Ralf Gold has received consultant fees from Bayer HealthCare, Biogen, Genzyme, Merck Serono, Novartis, and Teva Neuroscience; grant/research support from Bayer HealthCare, Biogen, Genzyme, Merck Serono, Novartis, and Teva Neuroscience; compensation from Sage as editor of Therapeutic Advances in Neurological Disorders. Gavin Giovannoni has received honoraria from Abbvie, Bayer HealthCare, Biogen, Canbex Therapeutics, Five Prime Therapeutics, Genzyme, GlaxoSmithKline, GW Pharma, Merck, Merck Serono, Novartis, Protein Discovery Laboratories, Oxford Pharmagenesis, Roche, Synthon, Teva Neuroscience, UCB, and Vertex; research grant support from Biogen, Ironwood, Merck Serono, Merz, and Novartis; compensation from Elsevier as co-chief editor of Multiple Sclerosis and Related Disorders. J. Theodore Phillips has received consultant fees from Acorda, Biogen, Genentech, Genzyme, Merck Serono, Sanofi, and Xenoport. Robert J. Fox has received consultant fees from Actelion, Biogen, MedDay, Novartis, Questcor, Teva, and Xenoport; served on advisory committees for Actelion, Biogen, and Novartis; research grant funding from Novartis. Annie Zhang is an employee of and holds stock/stock options in Biogen. Jing L. Marantz is an employee of and holds stock/stock options in Biogen.
Compliance with Ethics Guidelines
All procedures followed were in accordance with the ethical standards of the responsible committee on human experimentation (institutional and national) and with the Helsinki Declaration of 1964, as revised in 2013. Informed consent was obtained from all patients for being included in the study.
This article is distributed under the terms of the Creative Commons Attribution-NonCommercial 4.0 International License (http://creativecommons.org/licenses/by-nc/4.0/), which permits any noncommercial use, distribution, and reproduction in any medium, provided you give appropriate credit to the original author(s) and the source, provide a link to the Creative Commons license, and indicate if changes were made.
Enhanced content To view enhanced content for this article go to www.medengine.com/Redeem/B644F06002856AED.
About this article
Cite this article
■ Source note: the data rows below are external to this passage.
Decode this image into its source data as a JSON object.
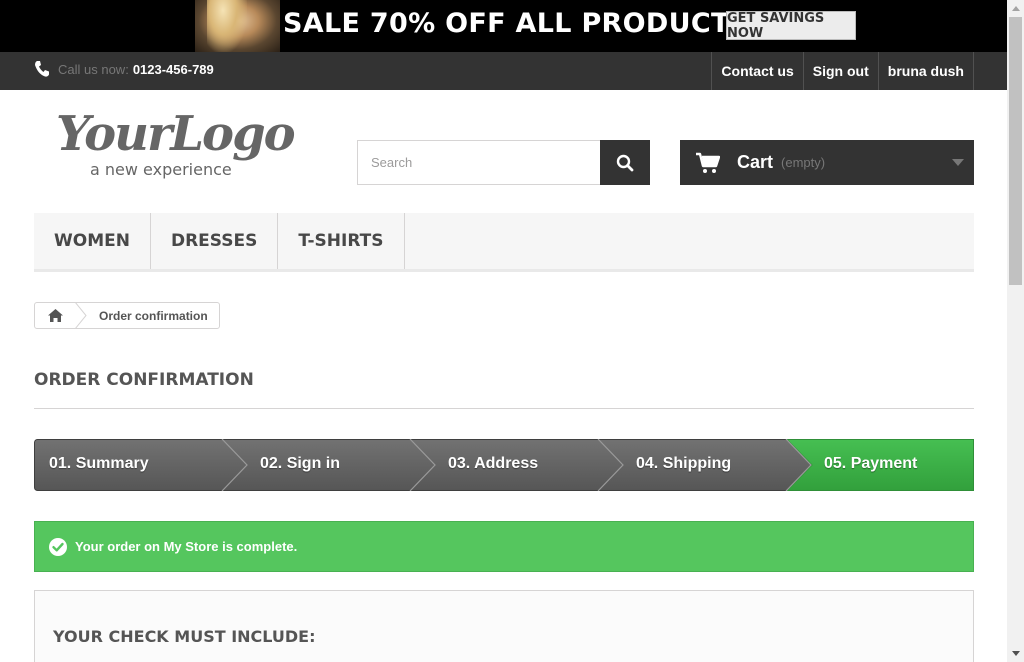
{
  "banner": {
    "text": "SALE 70% OFF ALL PRODUCTS",
    "button": "GET SAVINGS NOW"
  },
  "topbar": {
    "call_label": "Call us now:",
    "phone": "0123-456-789",
    "links": [
      "Contact us",
      "Sign out",
      "bruna dush"
    ]
  },
  "logo": {
    "main": "YourLogo",
    "tagline": "a new experience"
  },
  "search": {
    "placeholder": "Search",
    "value": ""
  },
  "cart": {
    "label": "Cart",
    "status": "(empty)"
  },
  "menu": [
    "WOMEN",
    "DRESSES",
    "T-SHIRTS"
  ],
  "breadcrumb": {
    "current": "Order confirmation"
  },
  "page": {
    "title": "ORDER CONFIRMATION"
  },
  "steps": [
    "01. Summary",
    "02. Sign in",
    "03. Address",
    "04. Shipping",
    "05. Payment"
  ],
  "alert": {
    "message": "Your order on My Store is complete."
  },
  "box": {
    "title": "YOUR CHECK MUST INCLUDE:"
  },
  "colors": {
    "dark": "#333333",
    "success": "#55c65e",
    "step_gray": "#5f5f5f",
    "step_active": "#3aa845"
  }
}
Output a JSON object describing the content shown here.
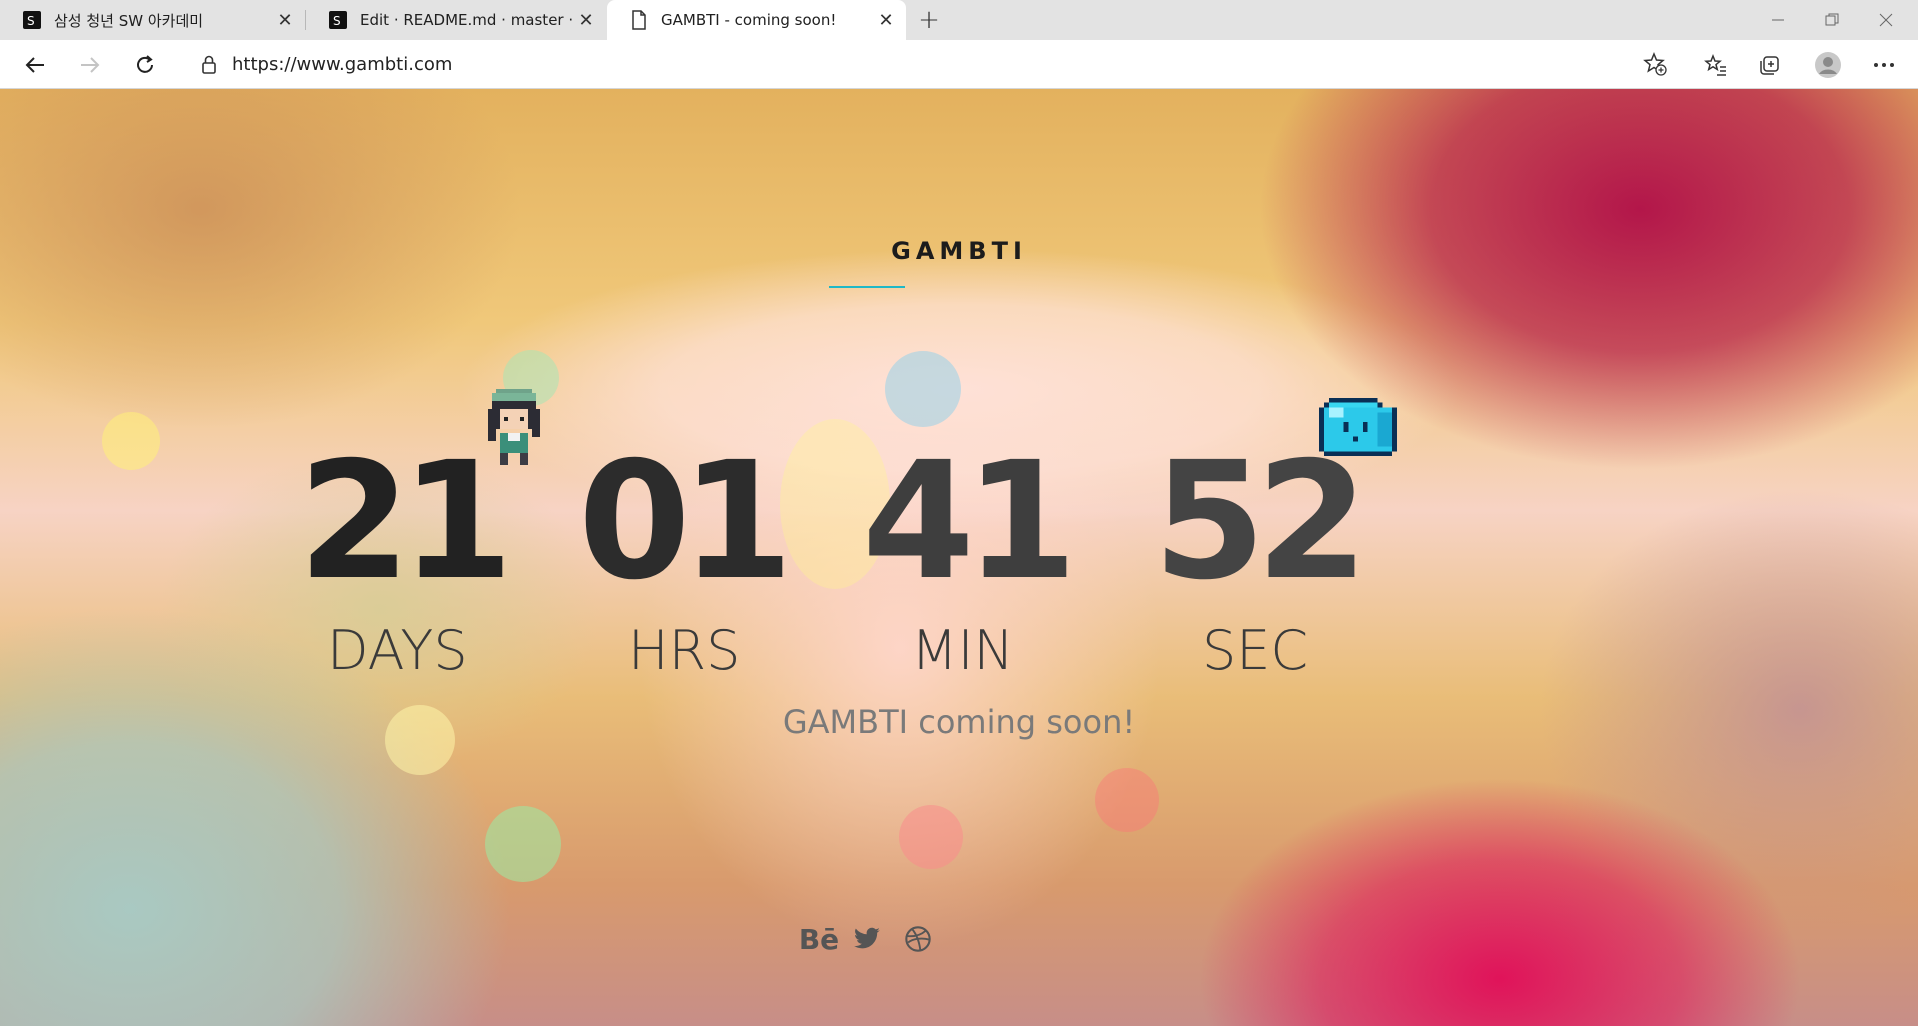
{
  "browser": {
    "tabs": [
      {
        "title": "삼성 청년 SW 아카데미",
        "icon": "ssafy-favicon",
        "active": false
      },
      {
        "title": "Edit · README.md · master · s04-",
        "icon": "gitlab-favicon",
        "active": false
      },
      {
        "title": "GAMBTI - coming soon!",
        "icon": "page-icon",
        "active": true
      }
    ],
    "new_tab_label": "+",
    "url": "https://www.gambti.com"
  },
  "page": {
    "brand": "GAMBTI",
    "countdown": [
      {
        "value": "21",
        "label": "DAYS"
      },
      {
        "value": "01",
        "label": "HRS"
      },
      {
        "value": "41",
        "label": "MIN"
      },
      {
        "value": "52",
        "label": "SEC"
      }
    ],
    "subtitle": "GAMBTI coming soon!",
    "social": {
      "behance_label": "Bē",
      "icons": [
        "behance-icon",
        "twitter-icon",
        "dribbble-icon"
      ]
    },
    "accent_color": "#1fb8c7"
  }
}
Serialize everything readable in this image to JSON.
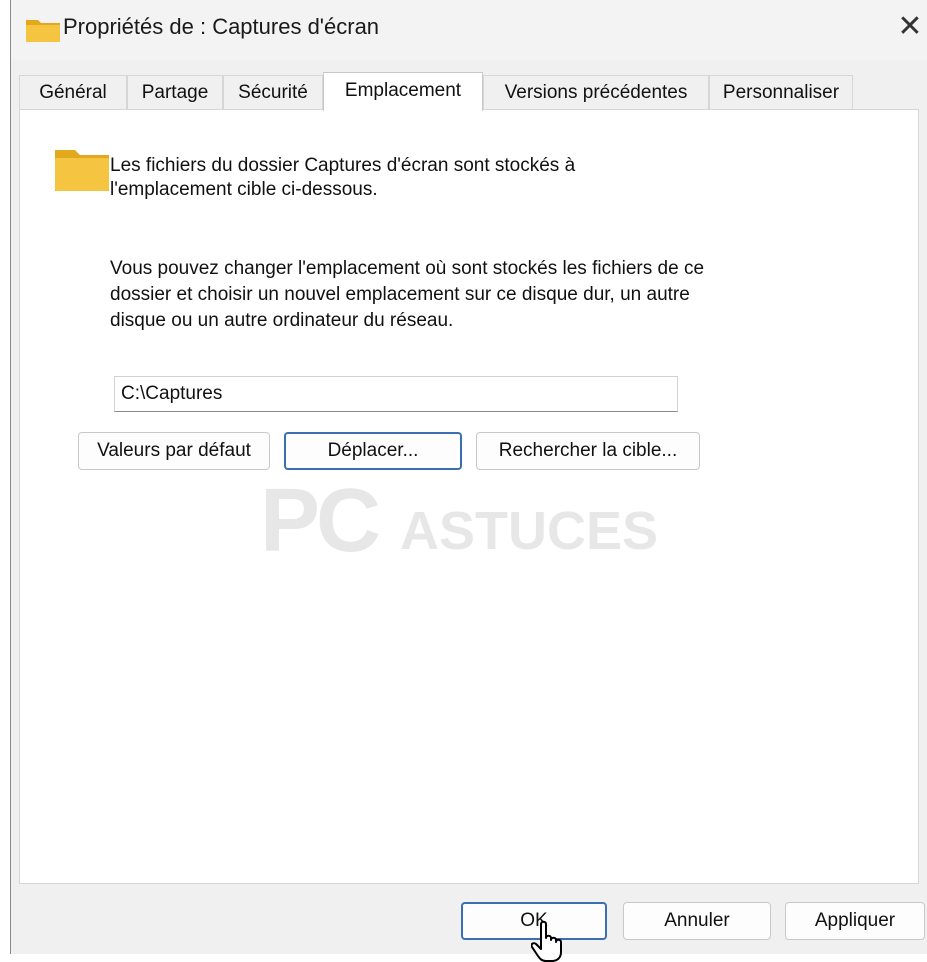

Gold, R., Giovannoni, G., Phillips, J.T. et al. Sustained Effect of Delayed-Release Dimethyl Fumarate in Newly Diagnosed Patients with Relapsing–Remitting Multiple Sclerosis: 6-Year Interim Results From an Extension of the DEFINE and CONFIRM Studies. Neurol Ther 5, 45–57 (2016). https://doi.org/10.1007/s40120-016-0042-8
- Delayed-release dimethyl fumarate
- Multiple sclerosis
- Newly diagnosed